The world must work together to tackle the biggest challenges of climate change, terrorism and pandemics, Prime Minister Narendra Modi said on Thursday as India began its year-long presidency of the Group of 20.
The conflict in Ukraine, which began with a Russian invasion in February, dominated a two-day G20 summit in Indonesia last month, to the frustration of some members who wanted more focus on global economic woes.
“Today we don’t have to fight to survive – our era doesn’t have to be one of war. Indeed, it should not be,” Modi said in a statement published in Indian newspapers to mark the start of the G20 presidency.
“The biggest challenges we face today – climate change, terrorism and pandemics – cannot be solved by fighting each other, but only by acting together.”

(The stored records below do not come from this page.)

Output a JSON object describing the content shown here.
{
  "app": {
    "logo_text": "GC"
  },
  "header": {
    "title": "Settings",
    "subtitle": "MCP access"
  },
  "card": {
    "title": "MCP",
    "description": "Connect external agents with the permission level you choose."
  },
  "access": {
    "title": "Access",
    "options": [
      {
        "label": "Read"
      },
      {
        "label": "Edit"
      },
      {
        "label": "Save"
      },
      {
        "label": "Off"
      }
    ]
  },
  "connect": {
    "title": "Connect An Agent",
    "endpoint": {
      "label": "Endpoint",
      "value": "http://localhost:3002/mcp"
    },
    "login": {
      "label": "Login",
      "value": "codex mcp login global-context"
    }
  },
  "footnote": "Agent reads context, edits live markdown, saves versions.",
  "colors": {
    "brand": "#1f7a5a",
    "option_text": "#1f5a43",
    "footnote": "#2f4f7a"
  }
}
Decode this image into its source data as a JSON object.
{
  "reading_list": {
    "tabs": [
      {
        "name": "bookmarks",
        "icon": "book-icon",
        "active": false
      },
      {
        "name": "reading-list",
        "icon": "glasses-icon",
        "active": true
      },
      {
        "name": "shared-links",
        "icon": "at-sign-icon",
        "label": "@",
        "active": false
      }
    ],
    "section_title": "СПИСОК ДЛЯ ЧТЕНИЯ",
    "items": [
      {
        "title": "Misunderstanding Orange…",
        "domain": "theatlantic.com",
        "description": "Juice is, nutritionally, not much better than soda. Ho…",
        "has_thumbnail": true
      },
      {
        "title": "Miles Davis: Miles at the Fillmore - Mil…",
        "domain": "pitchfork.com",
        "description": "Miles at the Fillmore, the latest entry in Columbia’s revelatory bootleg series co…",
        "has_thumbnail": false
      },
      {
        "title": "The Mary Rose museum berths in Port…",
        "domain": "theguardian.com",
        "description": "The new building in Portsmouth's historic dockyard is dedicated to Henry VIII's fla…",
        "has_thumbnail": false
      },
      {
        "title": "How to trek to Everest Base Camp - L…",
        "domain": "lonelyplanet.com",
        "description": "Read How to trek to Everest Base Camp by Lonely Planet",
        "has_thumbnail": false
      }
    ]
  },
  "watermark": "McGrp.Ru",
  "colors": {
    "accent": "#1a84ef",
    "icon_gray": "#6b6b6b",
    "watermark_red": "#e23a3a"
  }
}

His remark about war echoed a remark he made to Russian President Vladimir Putin at a regional conference in September when he told him that now was not the time for war, widely interpreted as a mild rebuke of what Russia called its “special military operation”. in Ukraine.
Modi said in Thursday’s statement that India would aim to depoliticize the global supply of food, fertilizer and medical products so that geopolitical tensions do not lead to global disruptions.
“As in our own families, those whose needs are greatest should always be our primary concern,” Modi said.
At the summit on the Indonesian island of Bali last month, G20 members agreed to continue efforts to limit the rise in global temperatures to 1.5 degrees Celsius, including accelerating efforts to reduce the continued use of coal build.
India, the world’s second largest consumer of coal, said it would prioritize a phased transition to cleaner fuels and reducing household consumption to reach net zero emissions by 2070 to meet its decarbonisation pledge.
“Our G20 priorities will be shaped in consultation with not only our G20 partners, but also our fellow travelers in the South, whose voices often go unheard,” Modi said.
“We will encourage honest conversation among the most powerful nations – about reducing the risks of weapons of mass destruction and improving global security.”